Mental health is just as important as physical health to a child's well-being.

Mental health is just as important as physical health to a child's well-being.

Where to Start

Some children have difficulties in school such as problems with concentrating, learning, making or keeping friends, refusing to go to school, bullying or behavior issues. These types of problems can interfere with a child’s ability to learn and be successful at school. To help your child have the best school experience possible, and be sure that their difficulties are not getting in the way of learning, it is important to find out the nature of the problem that your child is experiencing. Problems can be due to unaddressed emotional, psychiatric and behavioral difficulties as well as learning disorders and disabilities.

Some warning signs to look for include: changes in school performance (changes in grades), mood changes, complaining of illness before school, increased disciplinary problems at school, experiencing problems at home or family situation (stress, trauma, divorce, substance abuse, domestic violence), communication from teachers about problems at school, and dealing with an existing mental health disorder or disability.

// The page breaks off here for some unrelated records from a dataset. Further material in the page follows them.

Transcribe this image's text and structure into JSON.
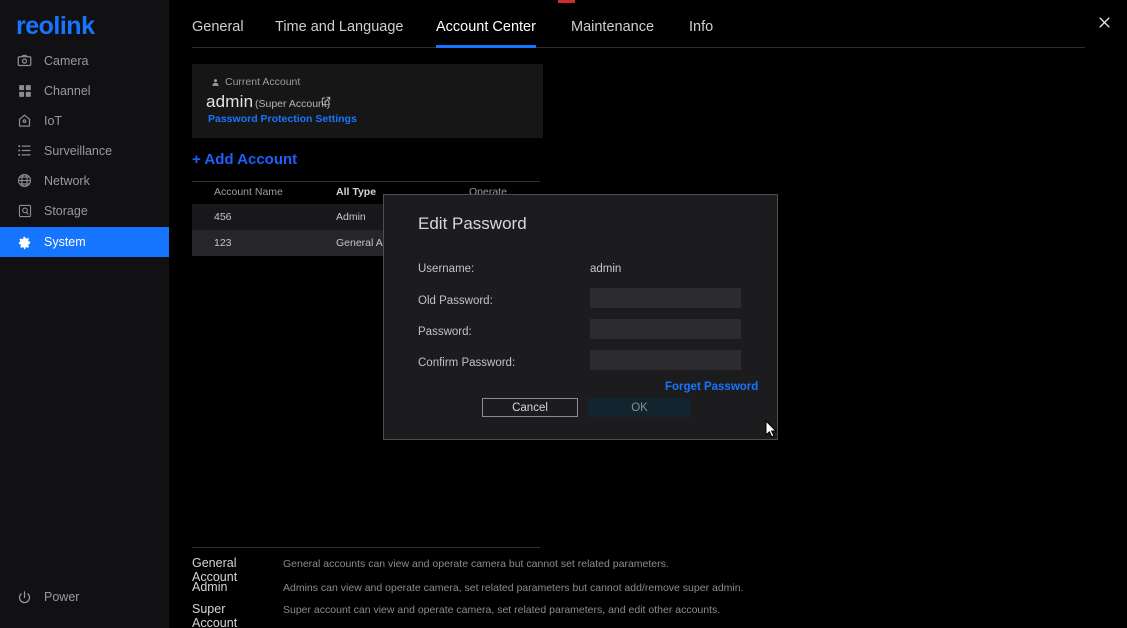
{
  "brand": {
    "logo_text": "reolink",
    "accent": "#1675ff"
  },
  "sidebar": {
    "items": [
      {
        "label": "Camera",
        "icon": "camera-icon",
        "active": false
      },
      {
        "label": "Channel",
        "icon": "channel-icon",
        "active": false
      },
      {
        "label": "IoT",
        "icon": "iot-icon",
        "active": false
      },
      {
        "label": "Surveillance",
        "icon": "surveillance-icon",
        "active": false
      },
      {
        "label": "Network",
        "icon": "network-icon",
        "active": false
      },
      {
        "label": "Storage",
        "icon": "storage-icon",
        "active": false
      },
      {
        "label": "System",
        "icon": "gear-icon",
        "active": true
      }
    ],
    "power": {
      "label": "Power",
      "icon": "power-icon"
    }
  },
  "window": {
    "close_icon": "close-icon"
  },
  "tabs": [
    {
      "label": "General",
      "active": false
    },
    {
      "label": "Time and Language",
      "active": false
    },
    {
      "label": "Account Center",
      "active": true
    },
    {
      "label": "Maintenance",
      "active": false
    },
    {
      "label": "Info",
      "active": false
    }
  ],
  "current_account": {
    "card_label": "Current Account",
    "user_icon": "user-icon",
    "name": "admin",
    "role": "(Super Account)",
    "edit_icon": "edit-external-link-icon",
    "link": "Password Protection Settings"
  },
  "add_account": {
    "label": "+ Add Account"
  },
  "table": {
    "columns": [
      "Account Name",
      "All Type",
      "Operate"
    ],
    "type_filter_icon": "chevron-down-icon",
    "rows": [
      {
        "name": "456",
        "type": "Admin"
      },
      {
        "name": "123",
        "type": "General Account"
      }
    ]
  },
  "legend": [
    {
      "title": "General Account",
      "desc": "General accounts can view and operate camera but cannot set related parameters."
    },
    {
      "title": "Admin",
      "desc": "Admins can view and operate camera, set related parameters but cannot add/remove super admin."
    },
    {
      "title": "Super Account",
      "desc": "Super account can view and operate camera, set related parameters, and edit other accounts."
    }
  ],
  "dialog": {
    "title": "Edit Password",
    "fields": {
      "username_label": "Username:",
      "username_value": "admin",
      "old_password_label": "Old Password:",
      "old_password_value": "",
      "password_label": "Password:",
      "password_value": "",
      "confirm_password_label": "Confirm Password:",
      "confirm_password_value": ""
    },
    "forget_link": "Forget Password",
    "cancel_label": "Cancel",
    "ok_label": "OK"
  }
}
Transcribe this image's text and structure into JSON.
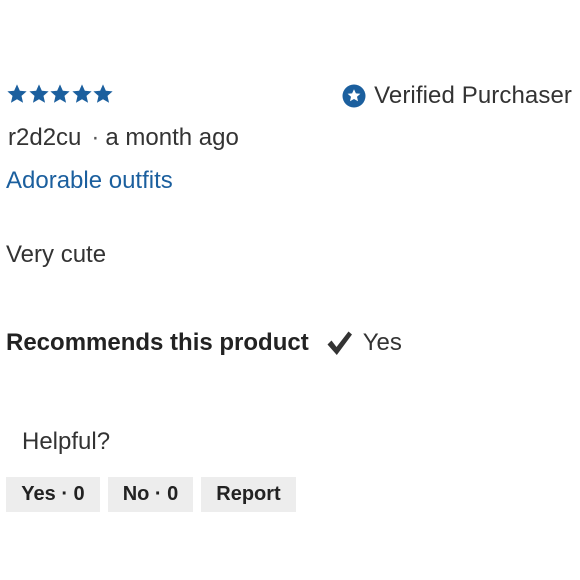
{
  "review": {
    "rating": 5,
    "rating_max": 5,
    "star_color": "#1b5f9e",
    "verified_label": "Verified Purchaser",
    "verified_icon": "star-badge-icon",
    "author": "r2d2cu",
    "separator": "·",
    "time_ago": "a month ago",
    "title": "Adorable outfits",
    "body": "Very cute",
    "recommends_label": "Recommends this product",
    "recommends_icon": "check-icon",
    "recommends_value": "Yes"
  },
  "feedback": {
    "helpful_label": "Helpful?",
    "yes_label": "Yes · 0",
    "no_label": "No · 0",
    "report_label": "Report"
  }
}
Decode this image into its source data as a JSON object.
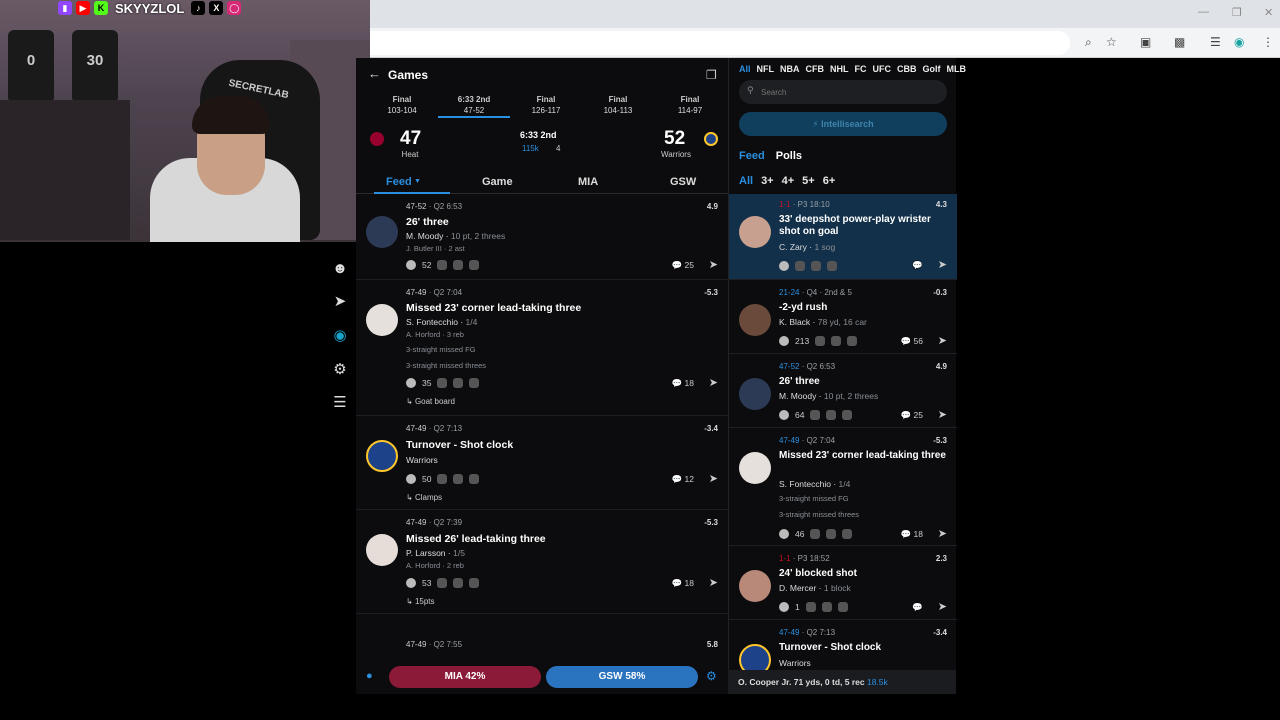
{
  "stream": {
    "streamer_name": "SKYYZLOL",
    "social_icons": [
      "twitch-icon",
      "youtube-icon",
      "kick-icon",
      "tiktok-icon",
      "x-icon",
      "instagram-icon"
    ],
    "chair_brand": "SECRETLAB",
    "shirt_numbers": [
      "0",
      "30"
    ]
  },
  "browser": {
    "window_controls": [
      "—",
      "❐",
      "✕"
    ],
    "toolbar_icons": [
      "zoom-icon",
      "bookmark-star-icon",
      "extensions-icon",
      "cast-icon",
      "media-icon",
      "extension-icon",
      "menu-icon"
    ]
  },
  "sidebar": {
    "icons": [
      "robot-icon",
      "send-icon",
      "logo-icon",
      "settings-icon",
      "hamburger-icon"
    ]
  },
  "games": {
    "title": "Games",
    "scoreboard": [
      {
        "status": "Final",
        "score": "103-104"
      },
      {
        "status": "6:33 2nd",
        "score": "47-52"
      },
      {
        "status": "Final",
        "score": "126-117"
      },
      {
        "status": "Final",
        "score": "104-113"
      },
      {
        "status": "Final",
        "score": "114-97"
      }
    ],
    "current": {
      "home_score": "47",
      "home_name": "Heat",
      "away_score": "52",
      "away_name": "Warriors",
      "clock": "6:33 2nd",
      "viewers": "115k",
      "comments": "4"
    },
    "tabs": [
      "Feed",
      "Game",
      "MIA",
      "GSW"
    ]
  },
  "feed": [
    {
      "score": "47-52",
      "time": "Q2 6:53",
      "value": "4.9",
      "title": "26' three",
      "player": "M. Moody",
      "stat": "10 pt, 2 threes",
      "extra": "J. Butler III · 2 ast",
      "reacts": "52",
      "comments": "25"
    },
    {
      "score": "47-49",
      "time": "Q2 7:04",
      "value": "-5.3",
      "title": "Missed 23' corner lead-taking three",
      "player": "S. Fontecchio",
      "stat": "1/4",
      "extra": "A. Horford · 3 reb",
      "note1": "3-straight missed FG",
      "note2": "3-straight missed threes",
      "reacts": "35",
      "comments": "18",
      "tag": "Goat board"
    },
    {
      "score": "47-49",
      "time": "Q2 7:13",
      "value": "-3.4",
      "title": "Turnover - Shot clock",
      "player": "Warriors",
      "stat": "",
      "reacts": "50",
      "comments": "12",
      "tag": "Clamps"
    },
    {
      "score": "47-49",
      "time": "Q2 7:39",
      "value": "-5.3",
      "title": "Missed 26' lead-taking three",
      "player": "P. Larsson",
      "stat": "1/5",
      "extra": "A. Horford · 2 reb",
      "reacts": "53",
      "comments": "18",
      "tag": "15pts"
    },
    {
      "score": "47-49",
      "time": "Q2 7:55",
      "value": "5.8"
    }
  ],
  "bottom": {
    "mia_label": "MIA",
    "mia_pct": "42%",
    "gsw_label": "GSW",
    "gsw_pct": "58%"
  },
  "right": {
    "leagues": [
      "All",
      "NFL",
      "NBA",
      "CFB",
      "NHL",
      "FC",
      "UFC",
      "CBB",
      "Golf",
      "MLB"
    ],
    "search_placeholder": "Search",
    "intellisearch": "Intellisearch",
    "tab_feed": "Feed",
    "tab_polls": "Polls",
    "filters": [
      "All",
      "3+",
      "4+",
      "5+",
      "6+"
    ],
    "items": [
      {
        "score": "1-1",
        "time": "P3 18:10",
        "value": "4.3",
        "title": "33' deepshot power-play wrister shot on goal",
        "player": "C. Zary",
        "stat": "1 sog"
      },
      {
        "score": "21-24",
        "time": "Q4 · 2nd & 5",
        "value": "-0.3",
        "title": "-2-yd rush",
        "player": "K. Black",
        "stat": "78 yd, 16 car",
        "reacts": "213",
        "comments": "56"
      },
      {
        "score": "47-52",
        "time": "Q2 6:53",
        "value": "4.9",
        "title": "26' three",
        "player": "M. Moody",
        "stat": "10 pt, 2 threes",
        "reacts": "64",
        "comments": "25"
      },
      {
        "score": "47-49",
        "time": "Q2 7:04",
        "value": "-5.3",
        "title": "Missed 23' corner lead-taking three",
        "player": "S. Fontecchio",
        "stat": "1/4",
        "note1": "3-straight missed FG",
        "note2": "3-straight missed threes",
        "reacts": "46",
        "comments": "18"
      },
      {
        "score": "1-1",
        "time": "P3 18:52",
        "value": "2.3",
        "title": "24' blocked shot",
        "player": "D. Mercer",
        "stat": "1 block",
        "reacts": "1"
      },
      {
        "score": "47-49",
        "time": "Q2 7:13",
        "value": "-3.4",
        "title": "Turnover - Shot clock",
        "player": "Warriors"
      }
    ],
    "ticker": "O. Cooper Jr. 71 yds, 0 td, 5 rec",
    "ticker_viewers": "18.5k"
  }
}
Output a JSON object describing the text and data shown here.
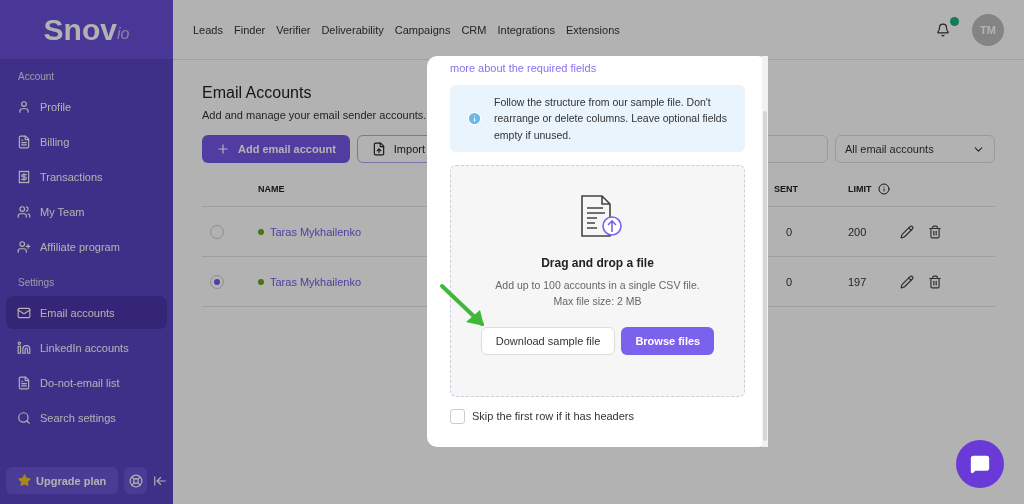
{
  "logo": {
    "main": "Snov",
    "suffix": "io"
  },
  "nav": [
    "Leads",
    "Finder",
    "Verifier",
    "Deliverability",
    "Campaigns",
    "CRM",
    "Integrations",
    "Extensions"
  ],
  "header": {
    "notification_dot": true,
    "avatar": "TM"
  },
  "sidebar": {
    "sections": [
      {
        "title": "Account",
        "items": [
          {
            "label": "Profile",
            "selected": false
          },
          {
            "label": "Billing",
            "selected": false
          },
          {
            "label": "Transactions",
            "selected": false
          },
          {
            "label": "My Team",
            "selected": false
          },
          {
            "label": "Affiliate program",
            "selected": false
          }
        ]
      },
      {
        "title": "Settings",
        "items": [
          {
            "label": "Email accounts",
            "selected": true
          },
          {
            "label": "LinkedIn accounts",
            "selected": false
          },
          {
            "label": "Do-not-email list",
            "selected": false
          },
          {
            "label": "Search settings",
            "selected": false
          }
        ]
      }
    ],
    "upgrade": "Upgrade plan"
  },
  "page": {
    "title": "Email Accounts",
    "subtitle": "Add and manage your email sender accounts.",
    "add_button": "Add email account",
    "import_button": "Import",
    "filter": "All email accounts"
  },
  "table": {
    "columns": [
      "NAME",
      "SENT",
      "LIMIT"
    ],
    "rows": [
      {
        "name": "Taras Mykhailenko",
        "selected": false,
        "online": true,
        "sent": "0",
        "limit": "200"
      },
      {
        "name": "Taras Mykhailenko",
        "selected": true,
        "online": true,
        "sent": "0",
        "limit": "197"
      }
    ]
  },
  "modal": {
    "link": "more about the required fields",
    "info": "Follow the structure from our sample file. Don't rearrange or delete columns. Leave optional fields empty if unused.",
    "drop_title": "Drag and drop a file",
    "drop_text": [
      "Add up to 100 accounts in a single CSV file.",
      "Max file size: 2 MB"
    ],
    "download_button": "Download sample file",
    "browse_button": "Browse files",
    "skip_header": {
      "label": "Skip the first row if it has headers",
      "checked": false
    }
  }
}
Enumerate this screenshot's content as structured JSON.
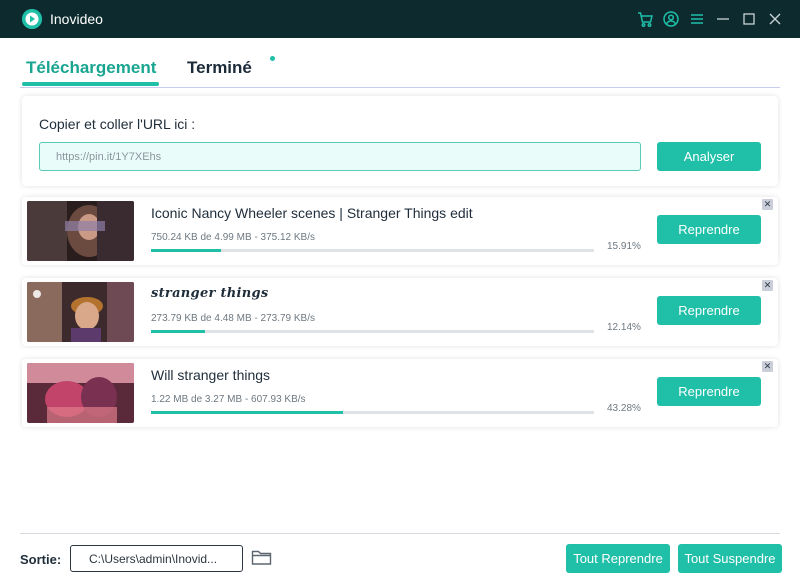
{
  "app": {
    "title": "Inovideo"
  },
  "titlebar": {
    "icons": [
      "cart-icon",
      "account-icon",
      "menu-icon",
      "minimize-icon",
      "maximize-icon",
      "close-icon"
    ]
  },
  "tabs": [
    {
      "label": "Téléchargement",
      "active": true
    },
    {
      "label": "Terminé",
      "active": false,
      "has_dot": true
    }
  ],
  "url_box": {
    "label": "Copier et coller l'URL ici :",
    "value": "https://pin.it/1Y7XEhs",
    "button": "Analyser"
  },
  "downloads": [
    {
      "title": "Iconic Nancy Wheeler scenes | Stranger Things edit",
      "meta": "750.24 KB de 4.99 MB - 375.12 KB/s",
      "percent_label": "15.91%",
      "progress": 0.1591,
      "button": "Reprendre"
    },
    {
      "title": "stranger things",
      "meta": "273.79 KB de 4.48 MB - 273.79 KB/s",
      "percent_label": "12.14%",
      "progress": 0.1214,
      "button": "Reprendre"
    },
    {
      "title": "Will stranger things",
      "meta": "1.22 MB de 3.27 MB - 607.93 KB/s",
      "percent_label": "43.28%",
      "progress": 0.4328,
      "button": "Reprendre"
    }
  ],
  "footer": {
    "output_label": "Sortie:",
    "output_path": "C:\\Users\\admin\\Inovid...",
    "resume_all": "Tout Reprendre",
    "suspend_all": "Tout Suspendre"
  },
  "colors": {
    "titlebar_bg": "#0d2b2e",
    "accent": "#1fbfa8",
    "tab_active_text": "#1aa591"
  }
}
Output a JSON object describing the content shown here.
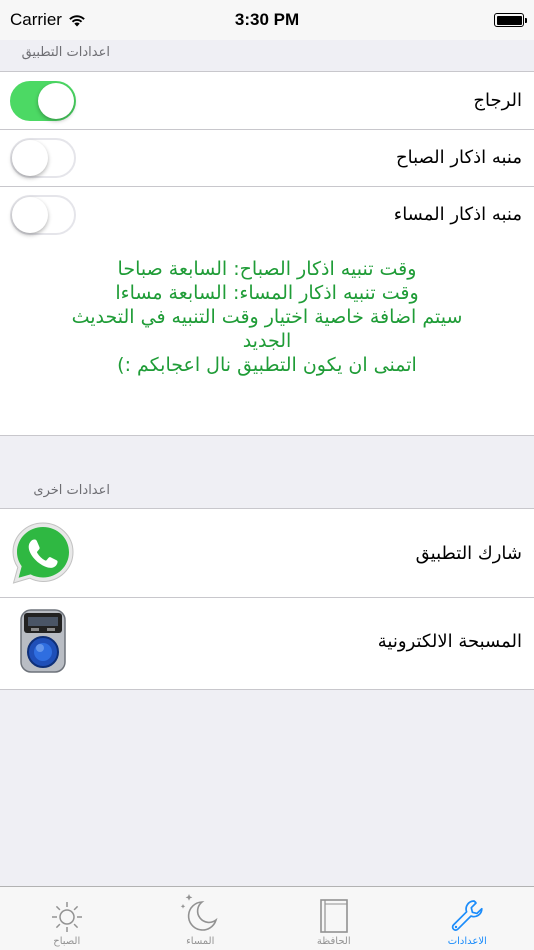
{
  "status_bar": {
    "carrier": "Carrier",
    "time": "3:30 PM"
  },
  "section_app": {
    "title": "اعدادات التطبيق"
  },
  "settings": [
    {
      "label": "الرجاج",
      "on": true
    },
    {
      "label": "منبه اذكار الصباح",
      "on": false
    },
    {
      "label": "منبه اذكار المساء",
      "on": false
    }
  ],
  "info_lines": [
    "وقت تنبيه اذكار الصباح: السابعة صباحا",
    "وقت تنبيه اذكار المساء: السابعة مساءا",
    "سيتم اضافة خاصية اختيار وقت التنبيه في التحديث",
    "الجديد",
    "اتمنى ان يكون التطبيق نال اعجابكم :)"
  ],
  "section_other": {
    "title": "اعدادات اخرى"
  },
  "other_items": [
    {
      "label": "شارك التطبيق",
      "icon": "whatsapp-icon"
    },
    {
      "label": "المسبحة الالكترونية",
      "icon": "tally-counter-icon"
    }
  ],
  "tabs": [
    {
      "label": "الصباح",
      "icon": "sun-icon"
    },
    {
      "label": "المساء",
      "icon": "moon-icon"
    },
    {
      "label": "الحافظة",
      "icon": "book-icon"
    },
    {
      "label": "الاعدادات",
      "icon": "wrench-icon",
      "active": true
    }
  ],
  "colors": {
    "accent": "#1b8cfa",
    "toggle_on": "#4cd964",
    "info_text": "#1f9c37"
  }
}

If you are concerned about your child’s mental health and educational needs, a good first step is to contact a classroom teacher. Often, there are other support staff you can talk to as well, including the school nurse, assistant teachers, school resource staff, guidance counselors, school counselors, social workers and even your child’s gym teacher. Any professional school staff that has ongoing contact with your child can be a potential source of information. You can also talk to your school’s principal or assistant principal if you need additional help. The more you are involved and the more questions you ask will result in you having a better understanding of the difficulties your child may be facing and where to start to address your concerns. If you feel that you have done everything you can to get the best help or support for your child and you still have remaining concerns, you can also contact your school’s district superintendent to discuss your concerns and if needed, request a formal evaluation. Please see the “frequently asked questions,” section to find out more about working with your child’s school.

Screening and Assessment

If you or your child’s teacher has concerns about your child’s behavior or development, a screening may be conducted to learn more about the potential problem. A mental health screening tool may be used to decide if more testing is needed. Screenings are usually brief surveys that you, your child, or another adult at the school that knows your child would complete to see what symptoms may be present. If potential problems are found, an assessment may be recommended to gather more information or to provide a formal diagnosis. An assessment would usually be conducted by the school psychologist or other trained and licensed professionals and would include a review of your child’s medical history, family history, and social development collected through records, questionnaires, and interviews. This information would be combined into a written report with recommendations for services or supports to meet your child’s needs.